THE BROTHERHOOD OF THE EPIPHANY
As the Oxford Mission's work moves forward in the new century it is good to look back now and then on those who started that work so long ago, and to recognise the gifts they brought to it. The story of Marsham Argles is a sad one.
The Revd. Marsham Frederick Argles (from his family archives) Fellow of St. John's College, Oxford and Principal of St. Stephen's House, Oxford (Theological College), he went out to the Oxford Mission to Calcutta in 1881.
Mr. Argles had scarcely been twelve months in Calcutta when his health gave way and he was ordered home for what it was hoped would only be a few months. But the illness was more serious than was supposed and he died in 1883, within a fortnight of his arrival in England.
His loss was a heavy one. His special gifts, the saintliness of his life, his keen enthusiasm for the work took away from the Mission one who could ill be spared. Mr. Gore in an article in The Guardian speaking of his death said:
"The Church of England from the point of view of her own apparent needs has reason to deplore deeply the untimely loss of the Revd. Marsham Frederick Argles. We have not too many men who combine with intelligence and ability an unwavering and persistent strength of conviction and purpose. The words in the Burial Service - 'steadfast, unmoveable, always abounding in the work of the Lord' - are the best description of his character.
"He was pre-eminently simple, gentle, truthful and at all times rigorously obedient to conscience. In faith and practice wholly catholic, he seemed to give himself specially among Christian duties to the cultivation of prayer and fasting. Wherever he was, he was for ever diffusing around him an atmosphere of steadiness, patience and happiness; he was intolerant of nothing but sin, indolence or unhopefulness in Christians. He was full of an affection strong and deep rather than demonstrative.
"Such he was, and as he grew without check from his first coming up to Oxford; and so there was steadily developed and matured in him that temper of cheerful discipline which made a 'religious life' seem natural to him and that vocation to missionary work the first consciousness of which dated from his boyhood. To this vocation he responded so loyally that it would have been, as he said just before he left England, 'a greater self-denial to him to stay at home than to go to India'; and to it he finally sacrificed his life.

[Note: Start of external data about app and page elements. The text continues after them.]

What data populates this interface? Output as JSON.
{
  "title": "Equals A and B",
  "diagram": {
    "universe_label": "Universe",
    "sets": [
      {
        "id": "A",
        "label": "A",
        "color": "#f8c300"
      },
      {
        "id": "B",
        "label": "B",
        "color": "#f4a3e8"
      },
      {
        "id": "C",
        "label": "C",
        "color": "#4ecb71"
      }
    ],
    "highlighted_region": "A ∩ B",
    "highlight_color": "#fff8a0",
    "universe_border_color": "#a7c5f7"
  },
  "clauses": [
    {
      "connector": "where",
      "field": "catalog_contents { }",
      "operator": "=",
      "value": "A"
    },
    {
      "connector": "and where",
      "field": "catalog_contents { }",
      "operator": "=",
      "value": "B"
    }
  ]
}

"His friends would agree that they have never known a character which it is more easy to think of in the tranquil waiting state of Paradise".